DRDO/Israeli Aerospace Industries (IAI) advanced Long-Range Surface-To-Air missile

Israeli Aerospace Industries (IAI) unwittingly revealed its largest customer — India — to which it exported close to a billion dollars' worth of weapon systems last year (2023).

This is down 17 per cent from the year 2022.

IAI made this gaffe in its annual reports by listing dates of past transactions with its customers. Although the annual report did not explicitly name India (it mentioned Material Customer A), the dates listed can be matched with past public announcements made by IAI regarding deals with India.

For example, the annual report stated, “In October 2018, IAI entered into an agreement with a government company in Material Customer A's country for the joint manufacture and supply of air defence systems totalling $777 million.”

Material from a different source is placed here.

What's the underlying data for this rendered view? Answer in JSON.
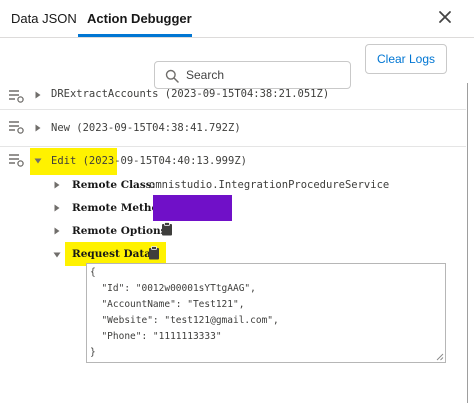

This perfectly aligns with IAI’s announcement that month stating that it had entered into an agreement with Bharat Electronics Limited (BEL) to supply the naval Barak 8 surface-to-air missile (SAM) system worth $777 million.

Multiple of these announcements can be matched with the listings in the annual reports, such as the further supply of Barak 8 SAM worth $1.6 billion in April 2017, a $550 million deal for the Sky Capture C3 system in October 2018, and many more.

In total, India ordered arms worth $953 million last year from IAI, with $94 million for unmanned aerial vehicles (UAVs), $202 million for radars and electronic warfare (EW), and $631 million for missiles.

India is the world’s largest importer of arms with Russia being its largest supplier, closely followed by France, the US, and then Israel.

However, India’s domestic ammunition manufacturing ecosystem is now rising to the occasion.

Just yesterday (8 May), Indian Army’s ADG (Procurement) Major General V K Sharma announced that India has become self-sufficient in domestic ammunition production, with the army planning to order ammunitions only from Indian vendors.

Maj Gen Sharma stated, “In the next financial year (2025-26), we will not have any import of ammunition, other than in cases where the quantity is too low and it is not economical for the industry to manufacture them.”

According to Maj Gen Sharma, the army has found indigenous suppliers for 150 of the 175 ammunition types in its inventory.

The army usually procures ₹8,000 to ₹6,000 crore worth of weapons and ammunition, contracts for most of which will now go to Indian suppliers.

It appears that the intense efforts of the entire military-industrial ecosystem, including the government of India, Ministry of Defence, all three services, and the private manufacturers, are now bearing fruit.

(With Reporting by Swarajyamag.com)